If you own or wish to purchase property with another person or group of people, there are two common types of land ownership that are possible. The one you, as a purchaser, choose has a significant impact upon your rights in relation to the property.
Tenancy in common means that there are two or more owners of a piece of land, each of whom owns some percentage of the land. For example, if there are two owners, then each may own 50% of the property, though the proportion need not be equal. Under this form of land ownership, each owner will maintain a separate ownership interest.
If it is not specified on the transfer document, ownership of real property is presumed to be tenancy in common, according to the Alberta Law of Property Act section 8.
Joint tenancy is the situation where there are two or more owners of a piece of land and each owner owns 100% of the property. Each owner has identical ownership interests in the property.
To maintain a joint tenancy, there must be four requirements between the owners. The transfer of property must occur under the same legal instrument, the interest of each joint tenant must be identical in nature and duration, each joint tenant must have undivided possession of the entire property, and the interest of each joint tenant must take effect at the same time.
The most significant difference between the forms of ownership is the right of survivorship. Under joint tenancy, when one owner dies, the other owner(s) assume the deceased’s share so that each living owner owns 100% of the property.
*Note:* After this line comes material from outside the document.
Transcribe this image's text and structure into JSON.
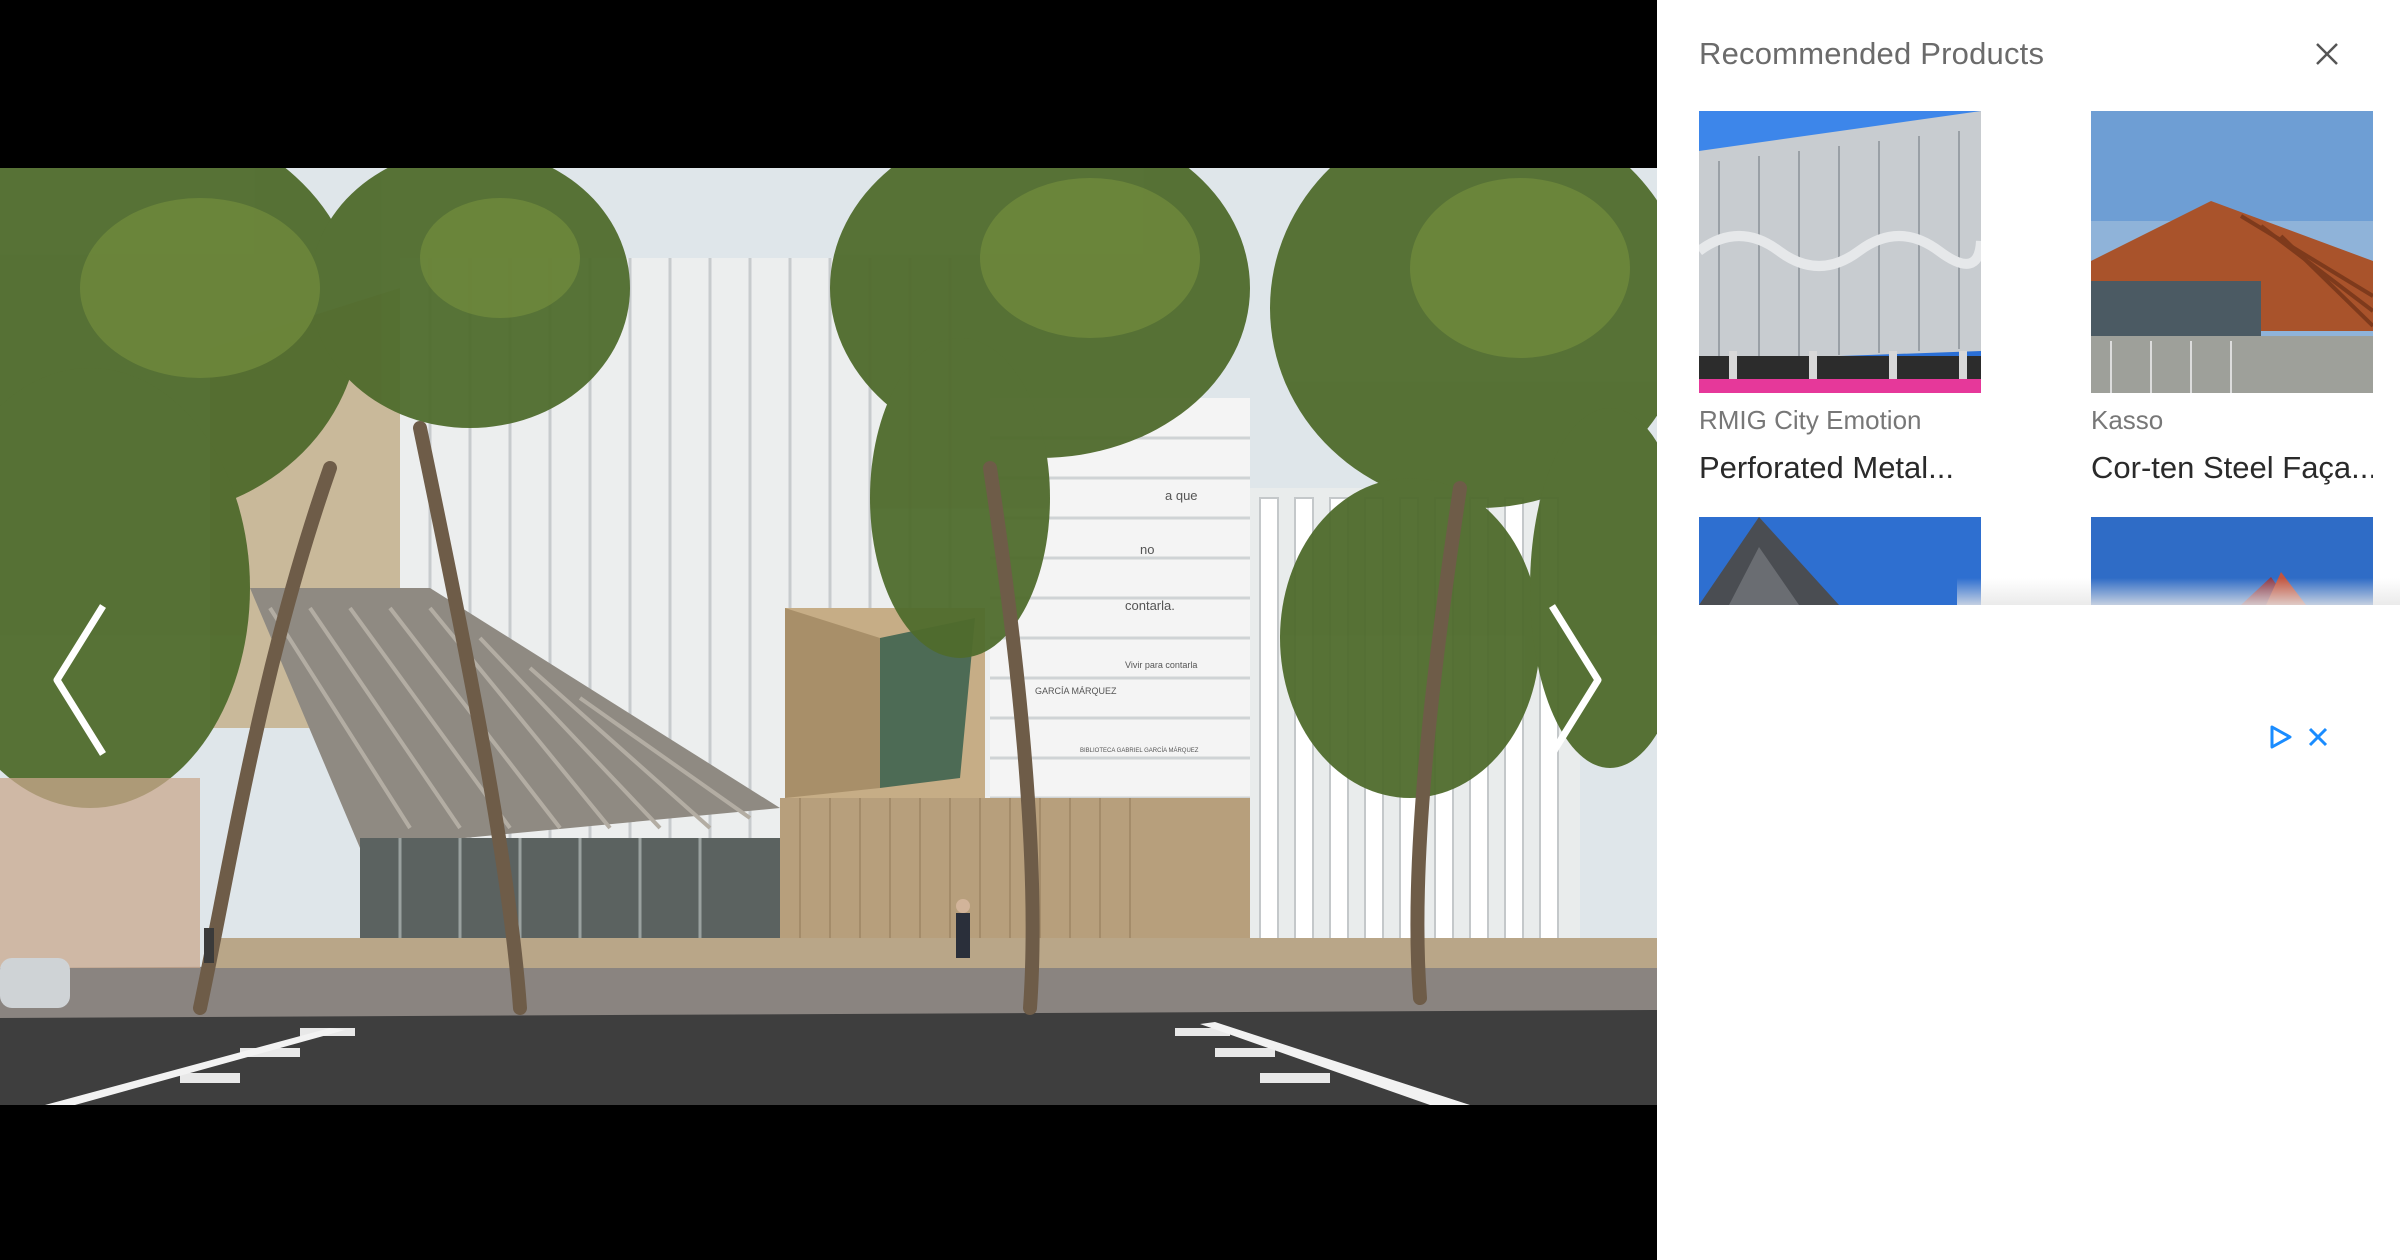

Under tenancy in common there is no right of survivorship, meaning that when an owner dies, their interest in the property forms part of their estate to be divided in their will. Surviving owners do not automatically gain the interest of the deceased upon the passing of that tenant in common.